Work required>
Could you copy every line in the listing below that has the word "this"?

Top of Entries shown

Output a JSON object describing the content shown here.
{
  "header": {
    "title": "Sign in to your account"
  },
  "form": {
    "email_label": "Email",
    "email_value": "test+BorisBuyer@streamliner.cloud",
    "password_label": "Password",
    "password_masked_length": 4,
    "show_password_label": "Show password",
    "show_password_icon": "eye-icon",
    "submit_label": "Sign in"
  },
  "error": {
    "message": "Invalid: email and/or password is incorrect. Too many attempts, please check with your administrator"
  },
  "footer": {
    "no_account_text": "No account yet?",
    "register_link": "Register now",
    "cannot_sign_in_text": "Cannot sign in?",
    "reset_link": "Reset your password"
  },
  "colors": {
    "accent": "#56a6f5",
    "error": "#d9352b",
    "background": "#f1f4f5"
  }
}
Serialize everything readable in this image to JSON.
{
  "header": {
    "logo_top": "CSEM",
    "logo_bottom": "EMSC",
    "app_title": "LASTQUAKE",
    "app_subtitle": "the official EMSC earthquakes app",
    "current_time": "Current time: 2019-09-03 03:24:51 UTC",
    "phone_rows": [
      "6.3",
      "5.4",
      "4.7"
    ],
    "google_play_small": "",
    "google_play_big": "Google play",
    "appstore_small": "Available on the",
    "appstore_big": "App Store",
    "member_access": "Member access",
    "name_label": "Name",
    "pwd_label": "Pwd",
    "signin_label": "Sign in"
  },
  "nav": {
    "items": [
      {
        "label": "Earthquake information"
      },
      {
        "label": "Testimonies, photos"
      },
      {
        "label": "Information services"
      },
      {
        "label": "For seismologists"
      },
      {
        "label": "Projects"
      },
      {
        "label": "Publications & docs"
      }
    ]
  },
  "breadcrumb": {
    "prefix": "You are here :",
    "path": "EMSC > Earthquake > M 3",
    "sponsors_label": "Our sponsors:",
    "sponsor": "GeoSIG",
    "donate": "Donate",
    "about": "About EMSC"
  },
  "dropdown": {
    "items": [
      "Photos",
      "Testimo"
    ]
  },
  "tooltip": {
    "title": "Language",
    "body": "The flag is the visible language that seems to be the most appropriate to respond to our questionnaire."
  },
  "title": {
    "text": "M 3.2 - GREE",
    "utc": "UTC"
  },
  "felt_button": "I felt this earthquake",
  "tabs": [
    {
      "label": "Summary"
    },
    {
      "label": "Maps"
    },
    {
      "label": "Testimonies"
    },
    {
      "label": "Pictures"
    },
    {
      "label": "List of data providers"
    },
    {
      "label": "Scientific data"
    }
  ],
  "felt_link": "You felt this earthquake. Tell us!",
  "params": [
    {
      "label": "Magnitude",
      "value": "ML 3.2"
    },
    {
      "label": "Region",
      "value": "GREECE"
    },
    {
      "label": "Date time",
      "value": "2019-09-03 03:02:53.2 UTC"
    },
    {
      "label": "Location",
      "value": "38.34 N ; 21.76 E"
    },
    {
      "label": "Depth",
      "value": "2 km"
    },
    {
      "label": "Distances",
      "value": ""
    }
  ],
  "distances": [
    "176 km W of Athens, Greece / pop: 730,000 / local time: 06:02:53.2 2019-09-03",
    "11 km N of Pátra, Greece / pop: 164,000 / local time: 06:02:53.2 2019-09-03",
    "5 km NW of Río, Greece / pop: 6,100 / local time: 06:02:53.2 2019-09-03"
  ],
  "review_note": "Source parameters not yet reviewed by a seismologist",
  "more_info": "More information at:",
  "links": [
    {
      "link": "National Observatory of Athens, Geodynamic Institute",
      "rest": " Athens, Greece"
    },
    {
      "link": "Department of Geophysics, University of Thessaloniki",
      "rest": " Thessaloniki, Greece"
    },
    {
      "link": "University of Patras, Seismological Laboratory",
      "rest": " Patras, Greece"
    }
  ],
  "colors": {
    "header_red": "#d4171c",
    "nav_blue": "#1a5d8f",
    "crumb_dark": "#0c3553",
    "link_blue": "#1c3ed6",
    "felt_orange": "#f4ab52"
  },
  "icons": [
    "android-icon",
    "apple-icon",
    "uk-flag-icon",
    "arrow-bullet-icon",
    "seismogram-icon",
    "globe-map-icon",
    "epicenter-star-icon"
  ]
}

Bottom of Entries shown

Problem solution>
Serialize everything readable in this image to JSON.
  "felt_button": "I felt this earthquake",
  "felt_link": "You felt this earthquake. Tell us!",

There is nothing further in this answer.